Viet Nam's imports of raw materials for processing animal feed in the first seven months of this year surged to US$3.1 billion as domestic supply only met about one-third of local demand.
The Department of Livestock Production of the Ministry of Agriculture and Rural Development said that according to the General Department of Customs, the animal feed industry had to spend nearly $2.7 billion to import corn and soybeans in the first seven months.
The nation also spent more than $400 million to import other raw materials, including oilseed meal, wheat, fish meal, bone meal, animal protein, and a mixture of trace elements.
Domestic production of corn and soybeans has met about 37 percent of the demand from the animal feed industry, so in past years, Viet Nam had to import a huge amount of corn and soybeans, according to the Department of Livestock Production.
Corn imports reached 5.1 million tonnes in the first seven months of this year, worth $1.8 billion. Corn imports declined by 21.9 percent by volume on year but were unchanged by value, and corn imports in July reached 500,000 tonnes, worth $191.7 million.
Soybean imports were 1.3 million tonnes in the first seven months of this year, worth $893.6 million, which was the same volume from the same period a year ago but 22.8 per cent more in value. Soybean imports in July reached 250,000 tonnes, worth $189.4 million.
Brazil, the United States and Canada were the three main soybean suppliers to Viet Nam in the first half of this year, accounting for 99.2 per cent of the imports.
According to the department, the COVID-19 pandemic has disrupted the global supply chain, including the supply chain of animal feed material. The decrease in supply and higher transportation costs has made the cost of raw materials and finished products higher.
In addition, the conflict between Russia and Ukraine, the world's largest and fourth largest wheat exporters, respectively, is having a great impact on global food supply and prices, directly affecting corn prices.
The United States has increased production of bioethanol from corn, while South American countries, such as Argentina and Brazil, have lost crops because of drought. This has caused a sharp drop in corn exports on the global market, pushing up corn prices.
Meanwhile, some countries recently suspended food exports to ensure domestic food security. That will reduce the food supply, further pushing the price of feed materials up.
It has also caused many difficulties for businesses and breeders because of higher production costs, while the selling price of livestock products has decreased.
According to the General Department of Customs, from 2013 to now, Viet Nam's import value of animal feed and raw materials increased every year, excluding 2017 and 2019.
Deputy Minister of Agriculture and Rural Development Phùng Đức Tiến said that Viet Nam's corn and soybean productivity was low, while production costs were high and profits were less attractive than other crops.
According to Nguyễn Xuân Đường, vice chairperson of the Viet Nam Animal Feed Association, that almost all imported corn is genetically modified corn.

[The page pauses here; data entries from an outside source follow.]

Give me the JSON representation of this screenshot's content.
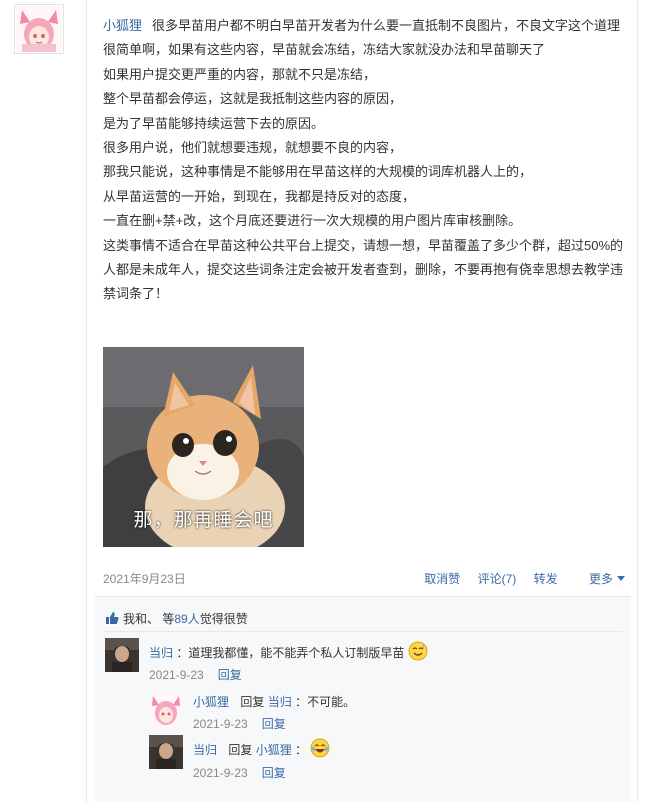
{
  "post": {
    "author": "小狐狸",
    "lines": [
      "很多早苗用户都不明白早苗开发者为什么要一直抵制不良图片，不良文字这个道理很简单啊，如果有这些内容，早苗就会冻结，冻结大家就没办法和早苗聊天了",
      "如果用户提交更严重的内容，那就不只是冻结，",
      "整个早苗都会停运，这就是我抵制这些内容的原因，",
      "是为了早苗能够持续运营下去的原因。",
      "很多用户说，他们就想要违规，就想要不良的内容，",
      "那我只能说，这种事情是不能够用在早苗这样的大规模的词库机器人上的，",
      "从早苗运营的一开始，到现在，我都是持反对的态度，",
      "一直在删+禁+改，这个月底还要进行一次大规模的用户图片库审核删除。",
      "这类事情不适合在早苗这种公共平台上提交，请想一想，早苗覆盖了多少个群，超过50%的人都是未成年人，提交这些词条注定会被开发者查到，删除，不要再抱有侥幸思想去教学违禁词条了！"
    ],
    "image_caption": "那，那再睡会吧",
    "date": "2021年9月23日",
    "actions": {
      "unlike": "取消赞",
      "comments": "评论(7)",
      "repost": "转发",
      "more": "更多"
    }
  },
  "likes": {
    "prefix": "我和、 等",
    "count": "89人",
    "suffix": "觉得很赞"
  },
  "comments": [
    {
      "author": "当归",
      "text": "：道理我都懂，能不能弄个私人订制版早苗",
      "date": "2021-9-23",
      "reply_label": "回复"
    },
    {
      "author": "小狐狸",
      "reply_word": "回复",
      "reply_to": "当归",
      "text": "：不可能。",
      "date": "2021-9-23",
      "reply_label": "回复"
    },
    {
      "author": "当归",
      "reply_word": "回复",
      "reply_to": "小狐狸",
      "text": "：",
      "date": "2021-9-23",
      "reply_label": "回复"
    }
  ],
  "colors": {
    "link": "#3a6aa6",
    "muted": "#888888",
    "comment_bg": "#f7f8fa"
  }
}
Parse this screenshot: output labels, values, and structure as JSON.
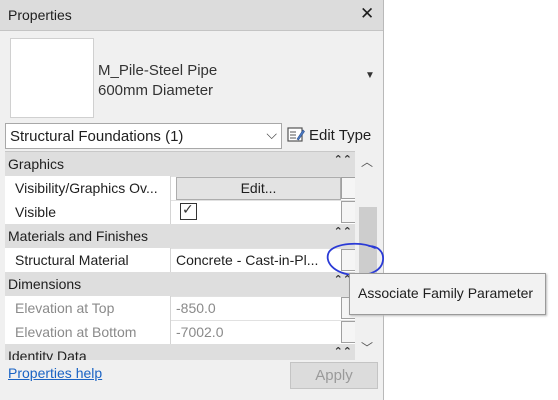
{
  "window": {
    "title": "Properties",
    "close_icon": "close-icon"
  },
  "type_selector": {
    "name_line1": "M_Pile-Steel Pipe",
    "name_line2": "600mm Diameter"
  },
  "category_filter": {
    "label": "Structural Foundations (1)"
  },
  "edit_type": {
    "label": "Edit Type",
    "icon": "edit-type-icon"
  },
  "groups": {
    "graphics": "Graphics",
    "materials": "Materials and Finishes",
    "dimensions": "Dimensions",
    "identity": "Identity Data"
  },
  "params": {
    "visibility": {
      "name": "Visibility/Graphics Ov...",
      "button": "Edit..."
    },
    "visible": {
      "name": "Visible",
      "checked": true,
      "check_glyph": "✓"
    },
    "material": {
      "name": "Structural Material",
      "value": "Concrete - Cast-in-Pl..."
    },
    "elev_top": {
      "name": "Elevation at Top",
      "value": "-850.0"
    },
    "elev_bottom": {
      "name": "Elevation at Bottom",
      "value": "-7002.0"
    }
  },
  "footer": {
    "help_link": "Properties help",
    "apply": "Apply"
  },
  "tooltip": {
    "text": "Associate Family Parameter"
  },
  "colors": {
    "annotation_circle": "#2a3ad6",
    "link": "#1a63c4"
  }
}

Viet Nam has also allowed the cultivation of genetically modified maize for many years, but the area where genetically modified maize planted is still low.
According to the agricultural restructuring project implemented by the Ministry of Agriculture and Rural Development in the past 10 years, the agriculture sector has targeted converting a part of the land area cultivating crops with low economic value to planting crops for feed material.
At the same time, the sector is focused on researching corn and soybean varieties to improve productivity. However, until now, the area growing these crops has not increased.
Trần Lâm Sinh, deputy director of the Department of Agriculture and Agricultural Development of Dong Nai Province, said that the domestic livestock industry needed to study the use of agricultural by-products for processing animal feed, such as beer residues, coconut flour, duckweed and rice bran.
Deputy Minister Tiến said the sector was developing the region producing animal feed material to reduce dependence on imports.
De Heus Group (Netherlands) is coordinating with the Department of Crop Production and Department of Livestock Production to build cooperatives growing cassava and maize in western provinces for the production of animal feed.
The output of animal feed in the first half of 2022 reached 10.5 million tonnes, equal to the volume in the first six months of 2021, of which 55 per cent was for pigs, 40 percent for poultry, and 5 percent for other animals, according to the Department of Livestock Production.